* Task to complete
Look through the entries for the string "Controller", and copy each line that holds it.

* Dataset extract
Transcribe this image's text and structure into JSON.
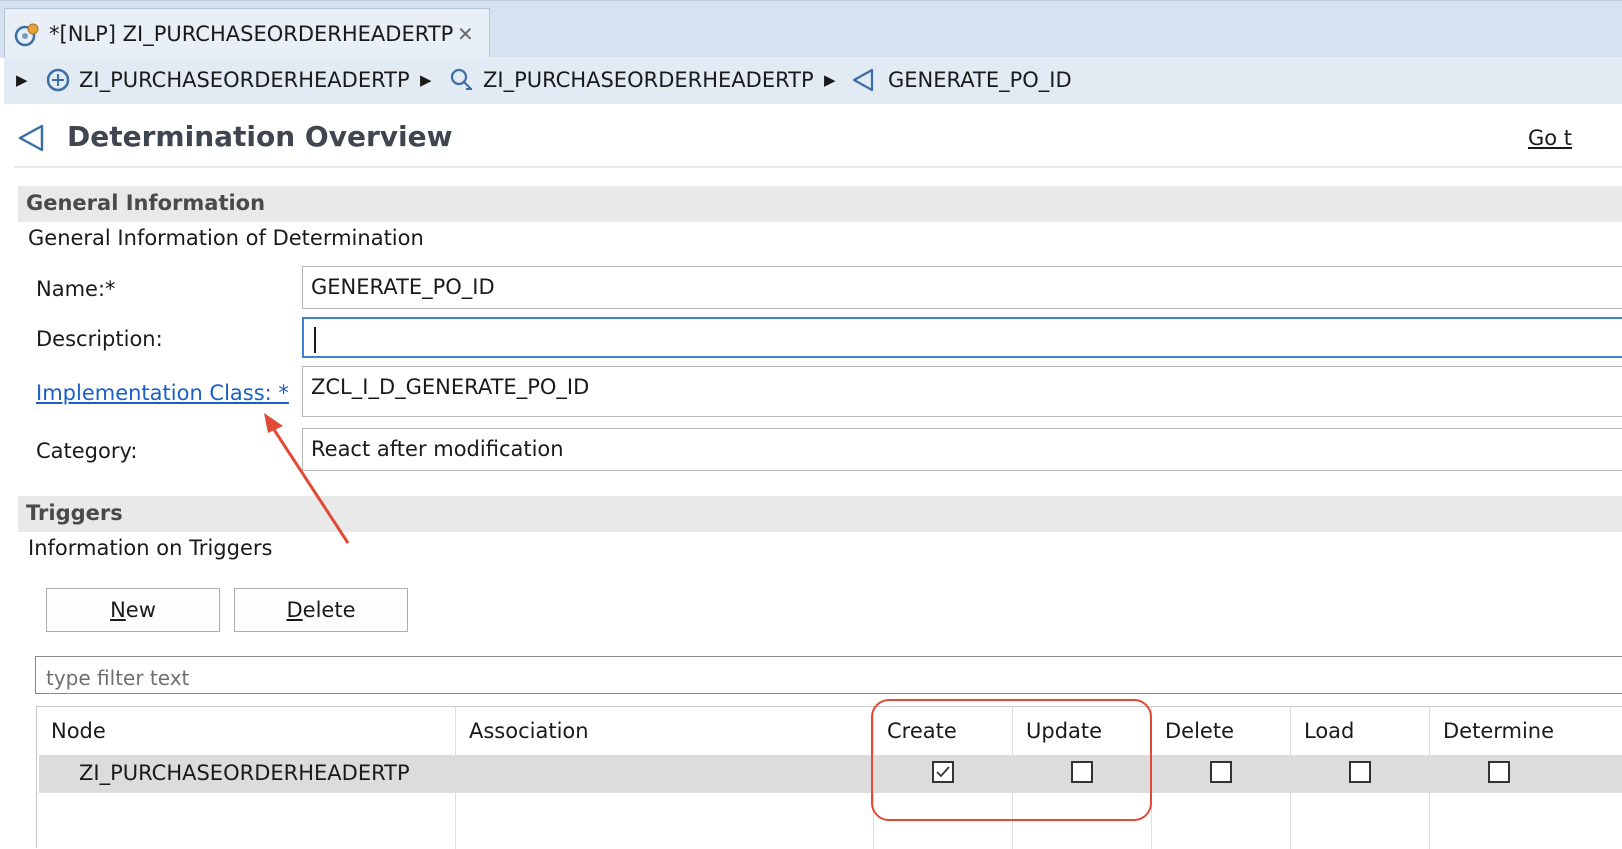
{
  "tab": {
    "title": "*[NLP] ZI_PURCHASEORDERHEADERTP",
    "icon": "behavior-definition-icon",
    "close_icon": "close-icon"
  },
  "breadcrumb": {
    "items": [
      {
        "label": "ZI_PURCHASEORDERHEADERTP",
        "icon": "behavior-definition-icon"
      },
      {
        "label": "ZI_PURCHASEORDERHEADERTP",
        "icon": "node-icon"
      },
      {
        "label": "GENERATE_PO_ID",
        "icon": "determination-icon"
      }
    ]
  },
  "header": {
    "title": "Determination Overview",
    "goto_link": "Go t"
  },
  "general": {
    "title": "General Information",
    "description": "General Information of Determination",
    "name_label": "Name:*",
    "name_value": "GENERATE_PO_ID",
    "description_label": "Description:",
    "description_value": "",
    "impl_class_label": "Implementation Class: *",
    "impl_class_value": "ZCL_I_D_GENERATE_PO_ID",
    "category_label": "Category:",
    "category_value": "React after modification"
  },
  "triggers": {
    "title": "Triggers",
    "description": "Information on Triggers",
    "new_button": {
      "pre": "",
      "key": "N",
      "post": "ew"
    },
    "delete_button": {
      "pre": "",
      "key": "D",
      "post": "elete"
    },
    "filter_placeholder": "type filter text",
    "columns": [
      "Node",
      "Association",
      "Create",
      "Update",
      "Delete",
      "Load",
      "Determine"
    ],
    "rows": [
      {
        "node": "ZI_PURCHASEORDERHEADERTP",
        "association": "",
        "create": true,
        "update": false,
        "delete": false,
        "load": false,
        "determine": false
      }
    ]
  },
  "colors": {
    "accent_link": "#1a5fc7",
    "annotation": "#e14b35",
    "focus": "#3b82d6"
  }
}
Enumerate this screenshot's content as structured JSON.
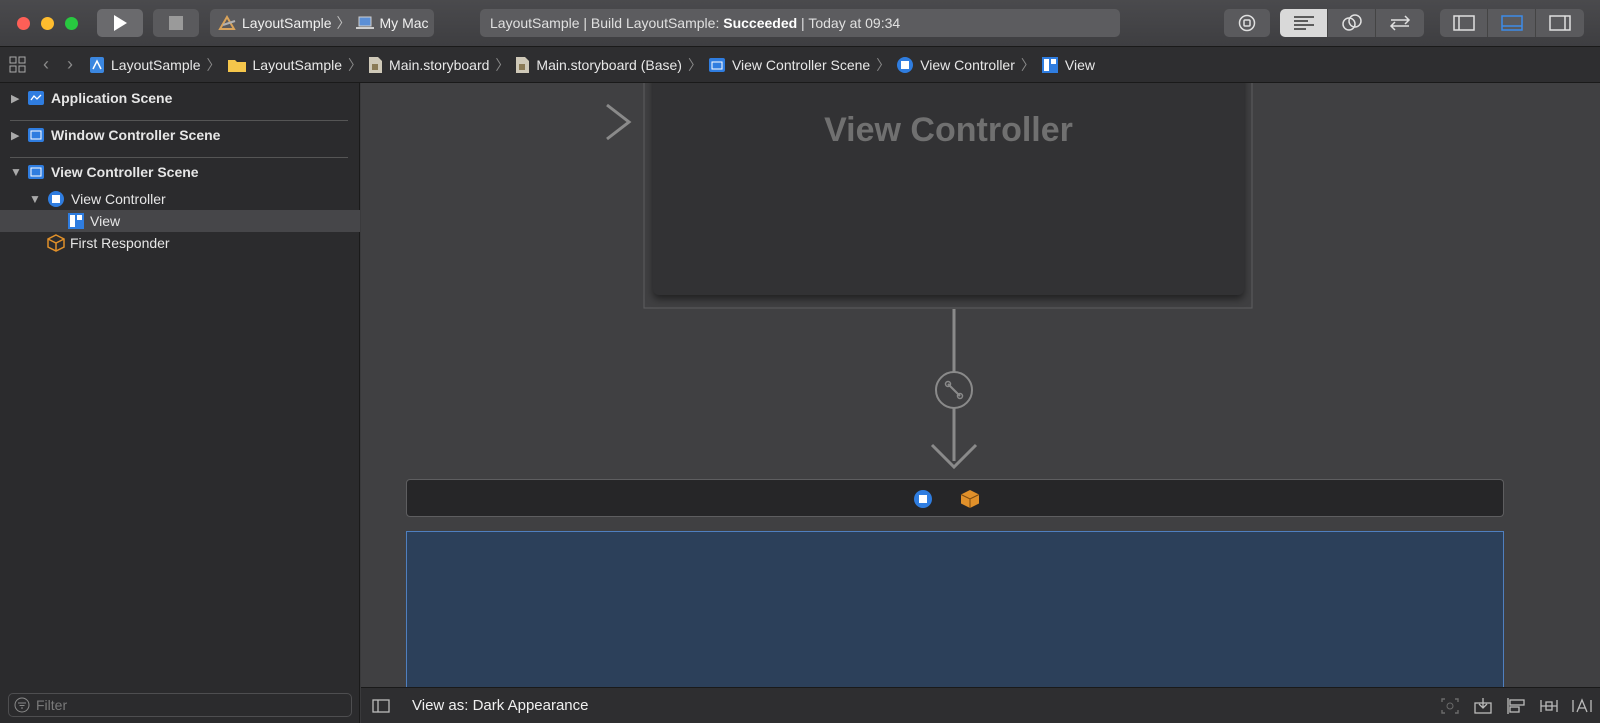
{
  "toolbar": {
    "scheme_name": "LayoutSample",
    "destination": "My Mac",
    "activity_prefix": "LayoutSample | Build LayoutSample: ",
    "activity_status": "Succeeded",
    "activity_suffix": " | Today at 09:34"
  },
  "jumpbar": {
    "crumbs": [
      "LayoutSample",
      "LayoutSample",
      "Main.storyboard",
      "Main.storyboard (Base)",
      "View Controller Scene",
      "View Controller",
      "View"
    ]
  },
  "outline": {
    "items": [
      {
        "label": "Application Scene"
      },
      {
        "label": "Window Controller Scene"
      },
      {
        "label": "View Controller Scene"
      },
      {
        "label": "View Controller"
      },
      {
        "label": "View"
      },
      {
        "label": "First Responder"
      }
    ],
    "filter_placeholder": "Filter"
  },
  "canvas": {
    "scene_title": "View Controller"
  },
  "bottombar": {
    "view_as": "View as: Dark Appearance"
  },
  "colors": {
    "accent": "#2f7de0",
    "responder": "#e0902a",
    "selected_view": "#2c405a"
  }
}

* Problem solution
      "View Controller Scene",
      "View Controller",
        "label": "Window Controller Scene"
        "label": "View Controller Scene"
        "label": "View Controller"
    "scene_title": "View Controller"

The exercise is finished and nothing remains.